--- What you need to do ---
Report every line of the records below that contains the word "this".

--- Dataset rows for apps and sites ---

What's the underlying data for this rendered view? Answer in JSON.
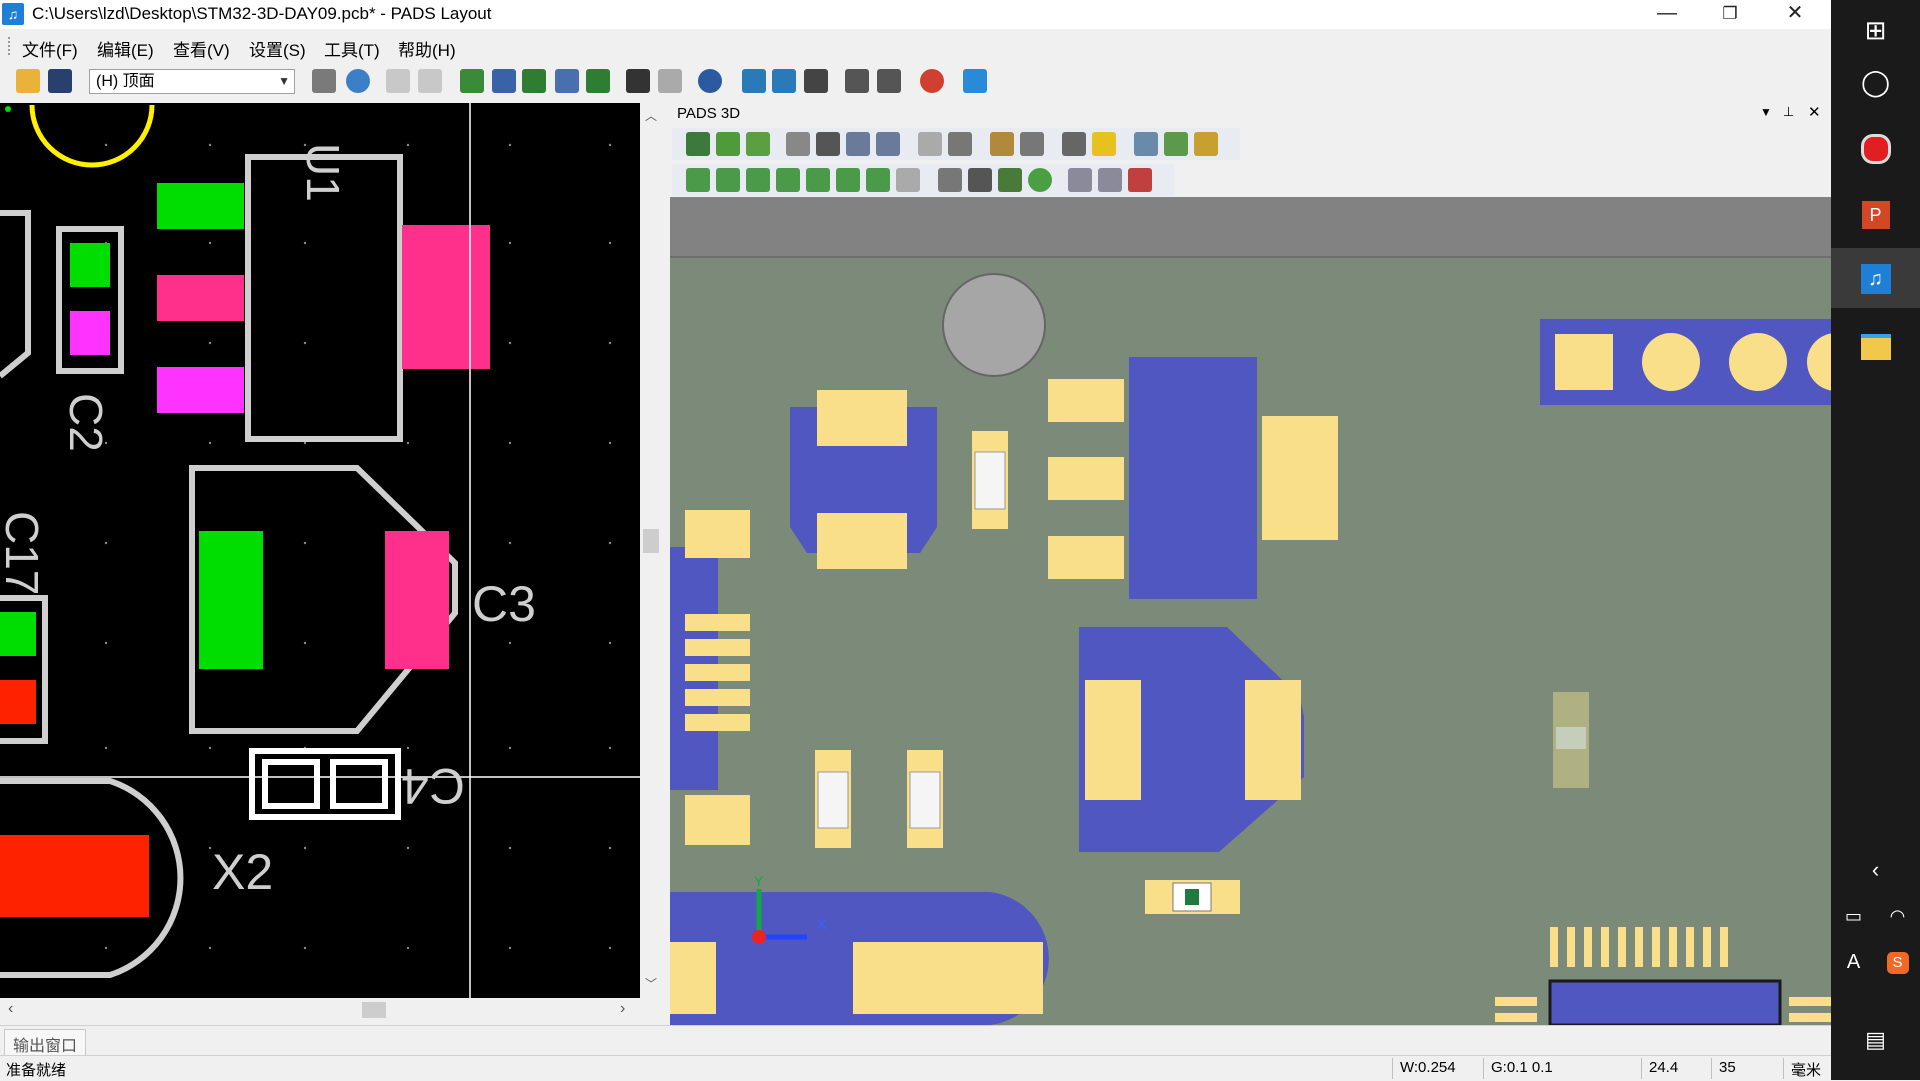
{
  "window": {
    "title": "C:\\Users\\lzd\\Desktop\\STM32-3D-DAY09.pcb* - PADS Layout",
    "minimize_glyph": "—",
    "restore_glyph": "❐",
    "close_glyph": "✕"
  },
  "menu": {
    "items": [
      "文件(F)",
      "编辑(E)",
      "查看(V)",
      "设置(S)",
      "工具(T)",
      "帮助(H)"
    ]
  },
  "toolbar": {
    "layer_value": "(H) 顶面"
  },
  "pcb2d": {
    "labels": [
      "U1",
      "C2",
      "C17",
      "C3",
      "C4",
      "X2"
    ]
  },
  "panel3d": {
    "title": "PADS 3D",
    "axis_x": "X",
    "axis_y": "Y"
  },
  "output": {
    "tab_label": "输出窗口"
  },
  "status": {
    "ready": "准备就绪",
    "width": "W:0.254",
    "grid": "G:0.1 0.1",
    "x": "24.4",
    "y": "35",
    "unit": "毫米"
  },
  "colors": {
    "board": "#7c8a7a",
    "copper_blue": "#5057c1",
    "pad_yellow": "#f9df8a",
    "pcb_bg": "#000000",
    "pad_green": "#00dd00",
    "pad_pink": "#ff2f8c",
    "pad_magenta": "#ff33ff",
    "pad_red": "#ff2200"
  }
}
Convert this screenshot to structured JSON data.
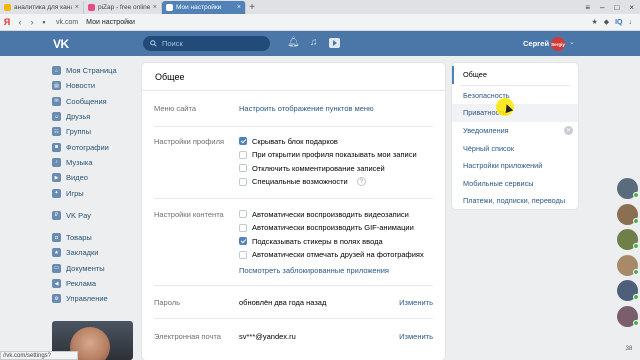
{
  "browser": {
    "tabs": [
      {
        "title": "аналитика для канала - Тв",
        "icon_color": "#f2b600"
      },
      {
        "title": "piZap - free online photo ...",
        "icon_color": "#e84a8a"
      },
      {
        "title": "Мои настройки",
        "icon_color": "#4a76a8"
      }
    ],
    "url": "vk.com",
    "page_title": "Мои настройки",
    "yandex_logo": "Я",
    "right_tools": [
      "IQ"
    ],
    "status_url": "//vk.com/settings?act=privacy"
  },
  "header": {
    "logo": "VK",
    "search_placeholder": "Поиск",
    "user_name": "Сергей",
    "avatar_text": "Sergiy",
    "accent": "#4a76a8"
  },
  "leftnav": {
    "group1": [
      "Моя Страница",
      "Новости",
      "Сообщения",
      "Друзья",
      "Группы",
      "Фотографии",
      "Музыка",
      "Видео",
      "Игры"
    ],
    "group2": [
      "VK Pay"
    ],
    "group3": [
      "Товары",
      "Закладки",
      "Документы",
      "Реклама",
      "Управление"
    ]
  },
  "main": {
    "title": "Общее",
    "site_menu": {
      "label": "Меню сайта",
      "link": "Настроить отображение пунктов меню"
    },
    "profile": {
      "label": "Настройки профиля",
      "options": [
        {
          "text": "Скрывать блок подарков",
          "checked": true
        },
        {
          "text": "При открытии профиля показывать мои записи",
          "checked": false
        },
        {
          "text": "Отключить комментирование записей",
          "checked": false
        },
        {
          "text": "Специальные возможности",
          "checked": false
        }
      ],
      "help": "?"
    },
    "content": {
      "label": "Настройки контента",
      "options": [
        {
          "text": "Автоматически воспроизводить видеозаписи",
          "checked": false
        },
        {
          "text": "Автоматически воспроизводить GIF-анимации",
          "checked": false
        },
        {
          "text": "Подсказывать стикеры в полях ввода",
          "checked": true
        },
        {
          "text": "Автоматически отмечать друзей на фотографиях",
          "checked": false
        }
      ],
      "link": "Посмотреть заблокированные приложения"
    },
    "password": {
      "label": "Пароль",
      "value": "обновлён два года назад",
      "action": "Изменить"
    },
    "email": {
      "label": "Электронная почта",
      "value": "sv***@yandex.ru",
      "action": "Изменить"
    }
  },
  "rightmenu": {
    "items": [
      "Общее",
      "Безопасность",
      "Приватность",
      "Уведомления",
      "Чёрный список",
      "Настройки приложений",
      "Мобильные сервисы",
      "Платежи, подписки, переводы"
    ],
    "active_index": 0,
    "hover_index": 2
  },
  "chats": {
    "avatars": [
      "#5a6b7d",
      "#8b6f52",
      "#6f7f4a",
      "#a88a6a",
      "#4d5f7a",
      "#7a5e6b"
    ],
    "badge": "38"
  }
}
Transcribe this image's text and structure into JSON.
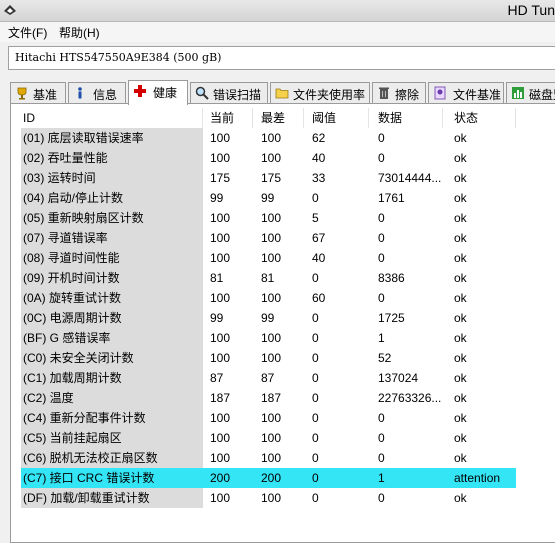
{
  "window": {
    "title": "HD Tun"
  },
  "menu": {
    "file": "文件(F)",
    "help": "帮助(H)"
  },
  "drive": {
    "label": "Hitachi HTS547550A9E384 (500 gB)"
  },
  "tabs": [
    {
      "label": "基准",
      "icon": "gold-cup-icon"
    },
    {
      "label": "信息",
      "icon": "info-icon"
    },
    {
      "label": "健康",
      "icon": "red-cross-icon",
      "active": true
    },
    {
      "label": "错误扫描",
      "icon": "magnifier-icon"
    },
    {
      "label": "文件夹使用率",
      "icon": "folder-icon"
    },
    {
      "label": "擦除",
      "icon": "trash-icon"
    },
    {
      "label": "文件基准",
      "icon": "file-benchmark-icon"
    },
    {
      "label": "磁盘监",
      "icon": "disk-monitor-icon"
    }
  ],
  "columns": [
    "ID",
    "当前",
    "最差",
    "阈值",
    "数据",
    "状态"
  ],
  "rows": [
    [
      "(01) 底层读取错误速率",
      "100",
      "100",
      "62",
      "0",
      "ok"
    ],
    [
      "(02) 吞吐量性能",
      "100",
      "100",
      "40",
      "0",
      "ok"
    ],
    [
      "(03) 运转时间",
      "175",
      "175",
      "33",
      "73014444...",
      "ok"
    ],
    [
      "(04) 启动/停止计数",
      "99",
      "99",
      "0",
      "1761",
      "ok"
    ],
    [
      "(05) 重新映射扇区计数",
      "100",
      "100",
      "5",
      "0",
      "ok"
    ],
    [
      "(07) 寻道错误率",
      "100",
      "100",
      "67",
      "0",
      "ok"
    ],
    [
      "(08) 寻道时间性能",
      "100",
      "100",
      "40",
      "0",
      "ok"
    ],
    [
      "(09) 开机时间计数",
      "81",
      "81",
      "0",
      "8386",
      "ok"
    ],
    [
      "(0A) 旋转重试计数",
      "100",
      "100",
      "60",
      "0",
      "ok"
    ],
    [
      "(0C) 电源周期计数",
      "99",
      "99",
      "0",
      "1725",
      "ok"
    ],
    [
      "(BF) G 感错误率",
      "100",
      "100",
      "0",
      "1",
      "ok"
    ],
    [
      "(C0) 未安全关闭计数",
      "100",
      "100",
      "0",
      "52",
      "ok"
    ],
    [
      "(C1) 加载周期计数",
      "87",
      "87",
      "0",
      "137024",
      "ok"
    ],
    [
      "(C2) 温度",
      "187",
      "187",
      "0",
      "22763326...",
      "ok"
    ],
    [
      "(C4) 重新分配事件计数",
      "100",
      "100",
      "0",
      "0",
      "ok"
    ],
    [
      "(C5) 当前挂起扇区",
      "100",
      "100",
      "0",
      "0",
      "ok"
    ],
    [
      "(C6) 脱机无法校正扇区数",
      "100",
      "100",
      "0",
      "0",
      "ok"
    ],
    [
      "(C7) 接口 CRC 错误计数",
      "200",
      "200",
      "0",
      "1",
      "attention"
    ],
    [
      "(DF) 加载/卸载重试计数",
      "100",
      "100",
      "0",
      "0",
      "ok"
    ]
  ],
  "highlight_color": "#33e5f5"
}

--- Exercise solution ---
What's the underlying data for this rendered view? Answer in JSON.
Convert this screenshot to structured JSON data.
Transcribe this image's text and structure into JSON.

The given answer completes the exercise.